Lt. Gov. Eleni Kounalakis, Controller Betty Yee, Treasurer Fiona Ma and Insurance Commissioner Ricardo Lara were among those who announced their support for the bill, which outlines a targeted, pro-housing approach to addressing California’s housing crisis.
The More HOMES Act would encourage cities to promote housing development near public transit hubs and job centers. It would also end apartment bans and legalize multifamily homes while protecting renters and adding provisions for affordable housing, according to the press release.
“(The More HOMES Act) is the most impactful attempt to date to deliver more homes to Californians while ensuring that every jurisdiction across the state absorbs a fair share of the burden,” Kounalakis said in the press release.
Based on data from academic and private-sector researchers, California currently has a shortage of 3.5 million homes, equal to the housing shortages of the other 49 states combined. According to the press release, while California’s population has tripled since the early 1960s, its housing production has declined by almost two-thirds, and it ranks as the second-lowest state in the country in per capita housing units.
According to the press release, the More HOMES Act would create new incentives for housing construction within half a mile of existing transit stations in California’s cities in hopes of reducing pollution and commute time. Cognizant of renters and sensitive communities, the bill also includes protections against displacement in those development areas.

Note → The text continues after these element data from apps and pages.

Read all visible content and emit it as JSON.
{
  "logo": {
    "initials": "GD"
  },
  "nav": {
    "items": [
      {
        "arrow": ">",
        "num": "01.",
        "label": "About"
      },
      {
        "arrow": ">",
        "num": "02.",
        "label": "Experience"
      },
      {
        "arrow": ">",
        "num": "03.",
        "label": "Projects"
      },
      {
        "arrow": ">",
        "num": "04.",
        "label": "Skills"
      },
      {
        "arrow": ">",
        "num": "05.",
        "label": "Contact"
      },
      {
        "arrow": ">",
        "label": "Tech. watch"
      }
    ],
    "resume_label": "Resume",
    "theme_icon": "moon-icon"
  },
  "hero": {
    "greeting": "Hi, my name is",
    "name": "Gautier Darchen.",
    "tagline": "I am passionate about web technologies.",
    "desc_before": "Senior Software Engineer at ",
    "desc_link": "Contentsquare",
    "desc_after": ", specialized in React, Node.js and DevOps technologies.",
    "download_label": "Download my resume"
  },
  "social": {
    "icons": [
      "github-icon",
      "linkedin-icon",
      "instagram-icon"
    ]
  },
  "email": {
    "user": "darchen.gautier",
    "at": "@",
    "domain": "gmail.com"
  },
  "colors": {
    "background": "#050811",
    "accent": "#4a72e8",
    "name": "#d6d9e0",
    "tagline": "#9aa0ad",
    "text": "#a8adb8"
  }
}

“As we build the millions of new homes we know we need, we need to ensure that we avoid endless and environmentally destructive sprawl,” Wiener said in the press release. “We should focus new housing near jobs and transit.”
Recent wildfires in California have served as an environmental catalyst for public debate over the housing crisis. The decimation of communities living in areas with high fire risk over the past few years is a “clear sign” that California’s leadership needs to examine the process and the location of housing development, Lara said in the press release.
Lara added that a current lack of affordable housing options in cities pushes people to rural areas, where they face higher environmental risks in general.
In terms of the economy, leaving the housing crisis unsolved will eventually pose a threat to fiscal stability, Yee said in the press release.
“If policymakers do not act in a stable economy to address our housing challenges, housing costs could continue to rise even amidst lay-offs and furloughs,” Yee said in the press release. “With less revenue to spend on important state programs, policymakers will be confronted with difficult choices between housing assistance and other critical social safety net services.”
The More HOMES Act is backed by a number of organizations advocating for affordable housing and community equity, such as Habitat for Humanity.
Additionally, the bill currently has bipartisan support in California’s Legislature, along with endorsements from local mayors and city council members — including San Francisco Mayor London Breed and Oakland Mayor Libby Schaaf.
“California’s severe housing shortage is harming millions of Californians,” Wiener said in the press release. “It’s time to stop kicking the can down the road and instead do what Californians want us to do: address our housing crisis now.”